ACTIVITY |
Without skipping or changing anything, print all the entries.

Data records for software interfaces

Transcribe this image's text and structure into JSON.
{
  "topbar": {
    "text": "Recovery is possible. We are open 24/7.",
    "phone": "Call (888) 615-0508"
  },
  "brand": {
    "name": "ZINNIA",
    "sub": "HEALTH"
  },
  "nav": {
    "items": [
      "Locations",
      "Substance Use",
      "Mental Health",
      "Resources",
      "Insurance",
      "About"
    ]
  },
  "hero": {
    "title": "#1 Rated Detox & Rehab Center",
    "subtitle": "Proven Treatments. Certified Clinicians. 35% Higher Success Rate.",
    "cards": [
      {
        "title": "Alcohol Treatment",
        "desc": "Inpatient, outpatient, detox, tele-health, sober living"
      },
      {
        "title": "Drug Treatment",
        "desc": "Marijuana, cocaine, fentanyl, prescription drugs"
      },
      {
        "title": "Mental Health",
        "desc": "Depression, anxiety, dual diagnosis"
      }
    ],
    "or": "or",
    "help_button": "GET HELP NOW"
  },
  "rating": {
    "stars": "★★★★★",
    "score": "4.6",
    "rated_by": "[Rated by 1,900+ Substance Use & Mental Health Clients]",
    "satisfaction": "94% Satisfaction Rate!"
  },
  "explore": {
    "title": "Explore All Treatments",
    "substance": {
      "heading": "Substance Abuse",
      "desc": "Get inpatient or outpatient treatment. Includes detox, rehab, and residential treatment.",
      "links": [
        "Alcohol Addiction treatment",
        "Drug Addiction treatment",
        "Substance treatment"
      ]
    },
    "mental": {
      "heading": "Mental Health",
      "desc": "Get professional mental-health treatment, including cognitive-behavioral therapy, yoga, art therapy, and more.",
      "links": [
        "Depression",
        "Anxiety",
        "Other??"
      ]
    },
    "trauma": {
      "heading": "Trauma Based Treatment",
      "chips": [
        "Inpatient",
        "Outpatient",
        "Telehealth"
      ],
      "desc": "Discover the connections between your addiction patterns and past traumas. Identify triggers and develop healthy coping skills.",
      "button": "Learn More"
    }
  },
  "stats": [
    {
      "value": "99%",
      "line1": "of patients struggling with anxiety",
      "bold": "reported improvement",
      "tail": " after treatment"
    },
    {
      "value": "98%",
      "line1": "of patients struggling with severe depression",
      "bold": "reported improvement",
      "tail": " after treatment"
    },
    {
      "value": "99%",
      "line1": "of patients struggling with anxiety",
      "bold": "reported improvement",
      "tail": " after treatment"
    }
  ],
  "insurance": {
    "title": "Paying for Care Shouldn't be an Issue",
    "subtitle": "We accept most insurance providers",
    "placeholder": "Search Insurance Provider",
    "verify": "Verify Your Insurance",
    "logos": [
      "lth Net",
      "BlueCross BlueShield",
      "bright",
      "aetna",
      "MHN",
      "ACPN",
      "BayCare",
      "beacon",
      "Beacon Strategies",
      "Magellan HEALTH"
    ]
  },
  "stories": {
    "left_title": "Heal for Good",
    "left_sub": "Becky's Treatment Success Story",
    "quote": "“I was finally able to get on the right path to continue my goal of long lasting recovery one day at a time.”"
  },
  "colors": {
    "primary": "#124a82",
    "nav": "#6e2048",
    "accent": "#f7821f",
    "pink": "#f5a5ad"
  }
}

TASK OUTPUT |
Transcribe this image's text and structure into JSON.
{
  "topbar": {
    "text": "Recovery is possible. We are open 24/7.",
    "phone": "Call (888) 615-0508"
  },
  "brand": {
    "name": "ZINNIA",
    "sub": "HEALTH"
  },
  "nav": {
    "items": [
      "Locations",
      "Substance Use",
      "Mental Health",
      "Resources",
      "Insurance",
      "About"
    ]
  },
  "hero": {
    "title": "#1 Rated Detox & Rehab Center",
    "subtitle": "Proven Treatments. Certified Clinicians. 35% Higher Success Rate.",
    "cards": [
      {
        "title": "Alcohol Treatment",
        "desc": "Inpatient, outpatient, detox, tele-health, sober living"
      },
      {
        "title": "Drug Treatment",
        "desc": "Marijuana, cocaine, fentanyl, prescription drugs"
      },
      {
        "title": "Mental Health",
        "desc": "Depression, anxiety, dual diagnosis"
      }
    ],
    "or": "or",
    "help_button": "GET HELP NOW"
  },
  "rating": {
    "stars": "★★★★★",
    "score": "4.6",
    "rated_by": "[Rated by 1,900+ Substance Use & Mental Health Clients]",
    "satisfaction": "94% Satisfaction Rate!"
  },
  "explore": {
    "title": "Explore All Treatments",
    "substance": {
      "heading": "Substance Abuse",
      "desc": "Get inpatient or outpatient treatment. Includes detox, rehab, and residential treatment.",
      "links": [
        "Alcohol Addiction treatment",
        "Drug Addiction treatment",
        "Substance treatment"
      ]
    },
    "mental": {
      "heading": "Mental Health",
      "desc": "Get professional mental-health treatment, including cognitive-behavioral therapy, yoga, art therapy, and more.",
      "links": [
        "Depression",
        "Anxiety",
        "Other??"
      ]
    },
    "trauma": {
      "heading": "Trauma Based Treatment",
      "chips": [
        "Inpatient",
        "Outpatient",
        "Telehealth"
      ],
      "desc": "Discover the connections between your addiction patterns and past traumas. Identify triggers and develop healthy coping skills.",
      "button": "Learn More"
    }
  },
  "stats": [
    {
      "value": "99%",
      "line1": "of patients struggling with anxiety",
      "bold": "reported improvement",
      "tail": " after treatment"
    },
    {
      "value": "98%",
      "line1": "of patients struggling with severe depression",
      "bold": "reported improvement",
      "tail": " after treatment"
    },
    {
      "value": "99%",
      "line1": "of patients struggling with anxiety",
      "bold": "reported improvement",
      "tail": " after treatment"
    }
  ],
  "insurance": {
    "title": "Paying for Care Shouldn't be an Issue",
    "subtitle": "We accept most insurance providers",
    "placeholder": "Search Insurance Provider",
    "verify": "Verify Your Insurance",
    "logos": [
      "lth Net",
      "BlueCross BlueShield",
      "bright",
      "aetna",
      "MHN",
      "ACPN",
      "BayCare",
      "beacon",
      "Beacon Strategies",
      "Magellan HEALTH"
    ]
  },
  "stories": {
    "left_title": "Heal for Good",
    "left_sub": "Becky's Treatment Success Story",
    "quote": "“I was finally able to get on the right path to continue my goal of long lasting recovery one day at a time.”"
  },
  "colors": {
    "primary": "#124a82",
    "nav": "#6e2048",
    "accent": "#f7821f",
    "pink": "#f5a5ad"
  }
}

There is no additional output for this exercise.